In Syllabus: Notes from an Accidental Professor, Lynda Barry examines aspects of the arts through her various teaching methods. She strives to understand why humans develop intricate aesthetic patterns and why we need the humanities, using concepts rooted in neuroscience, philosophy, biology, and poetry among other things. Connecting the arts, Barry asserts, is an abstract concept called an image, an idea that translates to a distinct method of teaching.
For Barry, an image is “it,” the element of the arts that is at the core of communication: “This ancient ‘it’ is something I call ‘an image.’ By image I don’t mean a visual representation, I mean something that is more like a ghost than a picture; something which feels somehow alive, has no fixed meaning and is contained and transported by something that is not alive” (15). Though Barry may allude to psychoanalytic theories of the unconscious or Marxist notions of commodification, an image goes beyond such categorization by enacting a transcendent quality. This unifying force is dynamic, creating an interaction with objects that goes outside of language and quantification.
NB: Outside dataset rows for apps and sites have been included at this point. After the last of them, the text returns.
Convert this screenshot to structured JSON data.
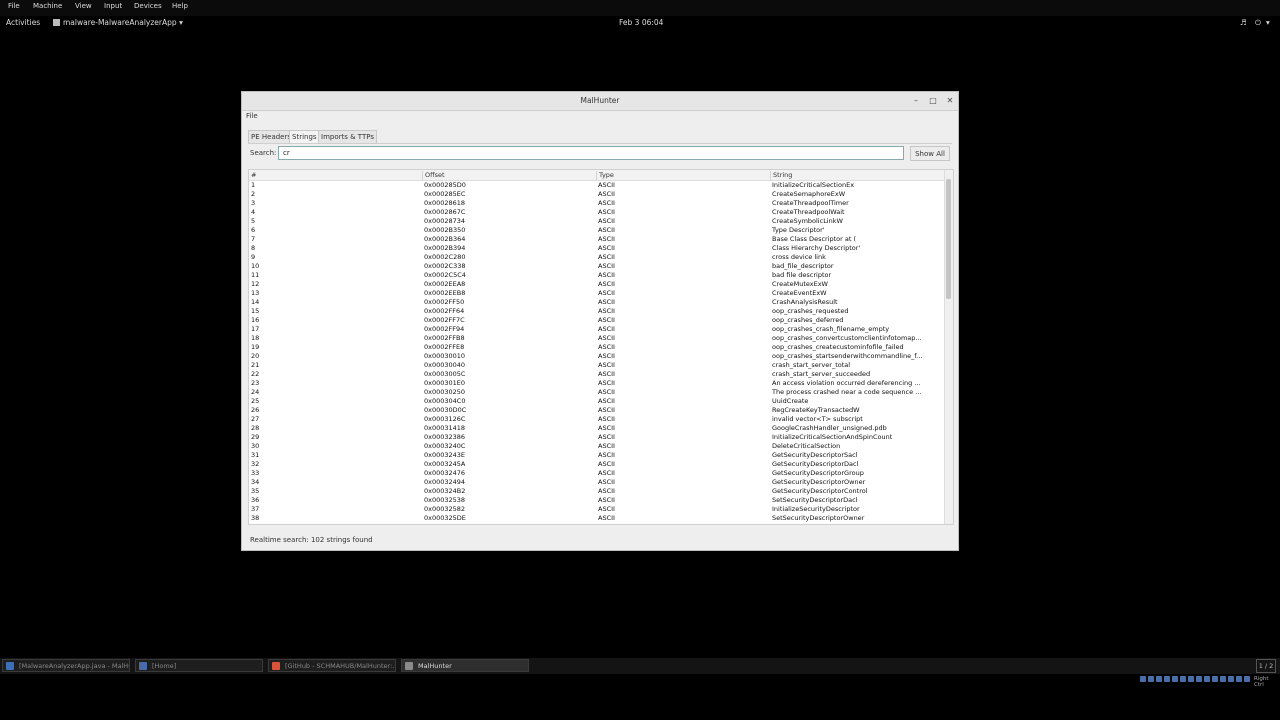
{
  "vbox_menu": [
    "File",
    "Machine",
    "View",
    "Input",
    "Devices",
    "Help"
  ],
  "topbar": {
    "activities": "Activities",
    "app_menu": "malware-MalwareAnalyzerApp",
    "clock": "Feb 3  06:04"
  },
  "window": {
    "title": "MalHunter",
    "menu_file": "File",
    "tabs": [
      "PE Headers",
      "Strings",
      "Imports & TTPs"
    ],
    "active_tab": "Strings",
    "search_label": "Search:",
    "search_value": "cr",
    "show_all": "Show All",
    "columns": [
      "#",
      "Offset",
      "Type",
      "String"
    ],
    "rows": [
      [
        "1",
        "0x000285D0",
        "ASCII",
        "InitializeCriticalSectionEx"
      ],
      [
        "2",
        "0x000285EC",
        "ASCII",
        "CreateSemaphoreExW"
      ],
      [
        "3",
        "0x00028618",
        "ASCII",
        "CreateThreadpoolTimer"
      ],
      [
        "4",
        "0x0002867C",
        "ASCII",
        "CreateThreadpoolWait"
      ],
      [
        "5",
        "0x00028734",
        "ASCII",
        "CreateSymbolicLinkW"
      ],
      [
        "6",
        "0x0002B350",
        "ASCII",
        " Type Descriptor'"
      ],
      [
        "7",
        "0x0002B364",
        "ASCII",
        " Base Class Descriptor at ("
      ],
      [
        "8",
        "0x0002B394",
        "ASCII",
        " Class Hierarchy Descriptor'"
      ],
      [
        "9",
        "0x0002C280",
        "ASCII",
        "cross device link"
      ],
      [
        "10",
        "0x0002C338",
        "ASCII",
        "bad_file_descriptor"
      ],
      [
        "11",
        "0x0002C5C4",
        "ASCII",
        "bad file descriptor"
      ],
      [
        "12",
        "0x0002EEA8",
        "ASCII",
        "CreateMutexExW"
      ],
      [
        "13",
        "0x0002EEB8",
        "ASCII",
        "CreateEventExW"
      ],
      [
        "14",
        "0x0002FF50",
        "ASCII",
        "CrashAnalysisResult"
      ],
      [
        "15",
        "0x0002FF64",
        "ASCII",
        "oop_crashes_requested"
      ],
      [
        "16",
        "0x0002FF7C",
        "ASCII",
        "oop_crashes_deferred"
      ],
      [
        "17",
        "0x0002FF94",
        "ASCII",
        "oop_crashes_crash_filename_empty"
      ],
      [
        "18",
        "0x0002FFB8",
        "ASCII",
        "oop_crashes_convertcustomclientinfotomap..."
      ],
      [
        "19",
        "0x0002FFE8",
        "ASCII",
        "oop_crashes_createcustominfofile_failed"
      ],
      [
        "20",
        "0x00030010",
        "ASCII",
        "oop_crashes_startsenderwithcommandline_f..."
      ],
      [
        "21",
        "0x00030040",
        "ASCII",
        "crash_start_server_total"
      ],
      [
        "22",
        "0x0003005C",
        "ASCII",
        "crash_start_server_succeeded"
      ],
      [
        "23",
        "0x000301E0",
        "ASCII",
        "An access violation occurred dereferencing ..."
      ],
      [
        "24",
        "0x00030250",
        "ASCII",
        "The process crashed near a code sequence ..."
      ],
      [
        "25",
        "0x000304C0",
        "ASCII",
        "UuidCreate"
      ],
      [
        "26",
        "0x00030D0C",
        "ASCII",
        "RegCreateKeyTransactedW"
      ],
      [
        "27",
        "0x0003126C",
        "ASCII",
        "invalid vector<T> subscript"
      ],
      [
        "28",
        "0x00031418",
        "ASCII",
        "GoogleCrashHandler_unsigned.pdb"
      ],
      [
        "29",
        "0x00032386",
        "ASCII",
        "InitializeCriticalSectionAndSpinCount"
      ],
      [
        "30",
        "0x0003240C",
        "ASCII",
        "DeleteCriticalSection"
      ],
      [
        "31",
        "0x0003243E",
        "ASCII",
        "GetSecurityDescriptorSacl"
      ],
      [
        "32",
        "0x0003245A",
        "ASCII",
        "GetSecurityDescriptorDacl"
      ],
      [
        "33",
        "0x00032476",
        "ASCII",
        "GetSecurityDescriptorGroup"
      ],
      [
        "34",
        "0x00032494",
        "ASCII",
        "GetSecurityDescriptorOwner"
      ],
      [
        "35",
        "0x000324B2",
        "ASCII",
        "GetSecurityDescriptorControl"
      ],
      [
        "36",
        "0x00032538",
        "ASCII",
        "SetSecurityDescriptorDacl"
      ],
      [
        "37",
        "0x00032582",
        "ASCII",
        "InitializeSecurityDescriptor"
      ],
      [
        "38",
        "0x000325DE",
        "ASCII",
        "SetSecurityDescriptorOwner"
      ]
    ],
    "status": "Realtime search: 102 strings found"
  },
  "taskbar": {
    "items": [
      {
        "label": "[MalwareAnalyzerApp.java - MalHu...",
        "active": false,
        "icon_color": "#3b6fb6"
      },
      {
        "label": "[Home]",
        "active": false,
        "icon_color": "#4a6aa8"
      },
      {
        "label": "[GitHub - SCHMAHUB/MalHunter:...",
        "active": false,
        "icon_color": "#d9533a"
      },
      {
        "label": "MalHunter",
        "active": true,
        "icon_color": "#8a8a8a"
      }
    ],
    "pager": "1 / 2"
  },
  "statusbar": {
    "host_key": "Right Ctrl"
  }
}
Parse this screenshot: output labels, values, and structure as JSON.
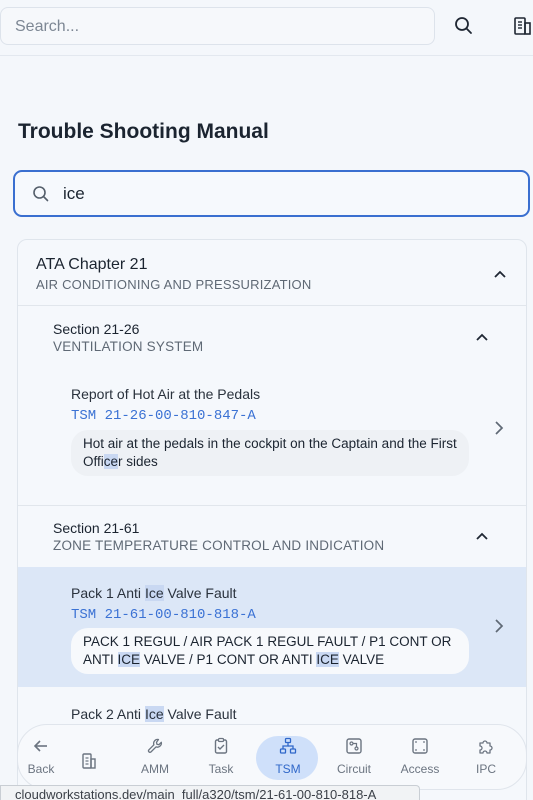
{
  "search": {
    "placeholder": "Search..."
  },
  "page": {
    "title": "Trouble Shooting Manual"
  },
  "filter": {
    "value": "ice"
  },
  "chapter": {
    "title": "ATA Chapter 21",
    "subtitle": "AIR CONDITIONING AND PRESSURIZATION"
  },
  "sections": [
    {
      "title": "Section 21-26",
      "subtitle": "VENTILATION SYSTEM",
      "items": [
        {
          "title": "Report of Hot Air at the Pedals",
          "code": "TSM 21-26-00-810-847-A",
          "desc_pre": "Hot air at the pedals in the cockpit on the Captain and the First Offi",
          "desc_hl": "ce",
          "desc_post": "r sides"
        }
      ]
    },
    {
      "title": "Section 21-61",
      "subtitle": "ZONE TEMPERATURE CONTROL AND INDICATION",
      "items": [
        {
          "title_pre": "Pack 1 Anti ",
          "title_hl": "Ice",
          "title_post": " Valve Fault",
          "code": "TSM 21-61-00-810-818-A",
          "desc_a": "PACK 1 REGUL / AIR PACK 1 REGUL FAULT / P1 CONT OR ANTI ",
          "desc_hl1": "ICE",
          "desc_b": " VALVE / P1 CONT OR ANTI ",
          "desc_hl2": "ICE",
          "desc_c": " VALVE"
        },
        {
          "title_pre": "Pack 2 Anti ",
          "title_hl": "Ice",
          "title_post": " Valve Fault"
        }
      ]
    }
  ],
  "nav": [
    {
      "label": "Back",
      "icon": "arrow-left-icon"
    },
    {
      "label": "",
      "icon": "building-icon"
    },
    {
      "label": "AMM",
      "icon": "wrench-icon"
    },
    {
      "label": "Task",
      "icon": "clipboard-check-icon"
    },
    {
      "label": "TSM",
      "icon": "network-icon"
    },
    {
      "label": "Circuit",
      "icon": "circuit-icon"
    },
    {
      "label": "Access",
      "icon": "access-panel-icon"
    },
    {
      "label": "IPC",
      "icon": "puzzle-icon"
    }
  ],
  "status_url": "cloudworkstations.dev/main_full/a320/tsm/21-61-00-810-818-A",
  "colors": {
    "accent": "#3a6fd0",
    "highlight": "#c9d8f2",
    "active_row": "#dce7f7"
  }
}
According to Barry’s notion of an image, art represents a specific interaction with objects, rather than any tangible quality. It is through an innate, a priori ability that humans engage with the world from this unique perspective. Though in some ways at odds with poststructural theory, especially its universality, the idea of an image allows for an epistemological shift that benefits humanities teachers. Instead of teaching skill or specific content, by shifting to Barry’s image approach instructors are able to teach a way of interacting with reality, a method of living in the present. Barry’s syllabi frequently assert that students do not need to have prior knowledge of a subject or be able to draw; they must simply involve themselves in the class and remain open minded.
Barry’s pedagogy is translatable to multiple environments and disciplines, redefining the way students approach the learning process. Individuals are able to more actively engage with courses, rather than passively receive instructions from the teacher. This reinforces the significance of creativity, ultimately making learning more effective.
Barry, Lynda. Syllabus: Notes From an Accidental Professor. Canada: Drawn and Quarterly, 2014. Print.